William King
A very fine, impressionistic history of the high water mark of the British Empire by a writer who was quite obviously besotted with it. Morris can really write and catches the very well the glamour of the Empire as well as its tawdriness.
Mk100
Volume two of the trilogy. The apex of empire. The writing shines as bright as any gold the British ever brought home. Whatever one thinks of British colonial behavior - the good, the bad and the ugly - this book is just good.
Robert Clear
In this excellent book Jan Morris paints a fascinating portrait of the British Empire at its zenith, combining a deep appreciation for the subject with a light touch and a flair for evocative detail.
Tony
James (before he became Jan) observes the British Empire stylishly in his trilogy which includes Farewell The Trumpets and Heaven's Command.
Craig Russell
Very readable. Well researched. Morris both captures the big picture and intrigues with the details. I'll be looking for his other books.
Dianne
Wonderful. I love her ironic twists.
Richard
Richard marked it as to-read
Sep 15, 2014
Robert Davidson
Robert Davidson is currently reading it
Sep 05, 2014
harj
harj marked it as to-read
Sep 05, 2014
Bakunin
Bakunin marked it as to-read
Aug 24, 2014
Hanno
Hanno added it
Aug 14, 2014
J Tea
J Tea marked it as to-read
Jul 28, 2014
Aaron
Aaron marked it as to-read
Jul 25, 2014
Derek
Derek marked it as to-read
Jul 23, 2014
Roshan Pinto
Roshan Pinto marked it as to-read
Jul 20, 2014
Jenny
Jenny marked it as to-read
Jul 16, 2014
« previous 1 3 4 5 6 7 8 9 14 15 next »
There are no discussion topics on this book yet. Be the first to start one »
  • The Armada
  • The Rise and Fall of the British Empire
  • The Origins of the Second World War
  • Millennium: A History of the Last Thousand Years
  • Daily Life in Ancient Rome: The People and the City at the Height of the Empire
  • Leviathan and the Air-Pump: Hobbes, Boyle, and the Experimental Life
  • The Great Democracies (A History of the English Speaking Peoples, #4)
  • The Hour of Our Death
  • Flesh in the Age of Reason: The Modern Foundations of Body and Soul
  • The Age of the Cathedrals: Art and Society, 980-1420
  • Medieval Cities: Their Origins and the Revival of Trade
  • After the Victorians: The Decline of Britain in the World
  • Colossus: The Rise and Fall of the American Empire
  • Vimy
  • Pagans and Christians
  • The Battle for the Falklands
  • A Short Account of the Destruction of the Indies
  • The Stripping of the Altars: Traditional Religion in England, 1400-1580
13091
Jan Morris previously wrote under the name James Morris.

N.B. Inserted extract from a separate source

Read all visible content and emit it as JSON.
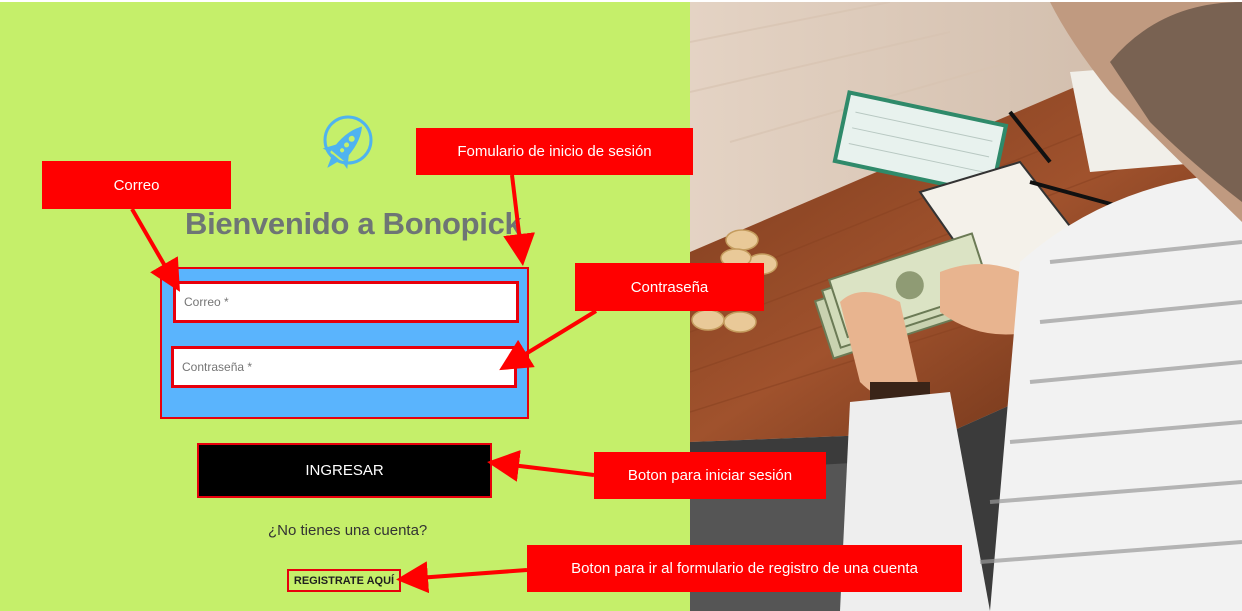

Jan Morris is a British historian, author and travel writer. Morris was educated at Lancing College, West Sussex, and Christ Church, Oxford, but is Welsh by heritage and adoption. Before 1970 Morris published under her former name, "James Morris", and is known particularly for the Pax Britannica trilogy, a history of the British Empire, and...more
More about Jan Morris...
Venice Trieste and The Meaning of Nowhere Heaven's Command: An Imperial Progress (The Pax Britannica Trilogy, #1) Conundrum Farewell The Trumpets: An Imperial Retreat

Share This Book

“Dublin was an English city, one of the loveliest. The most Irish thing about it was the shifting drab flow of the poor people” 0 likes
More quotes…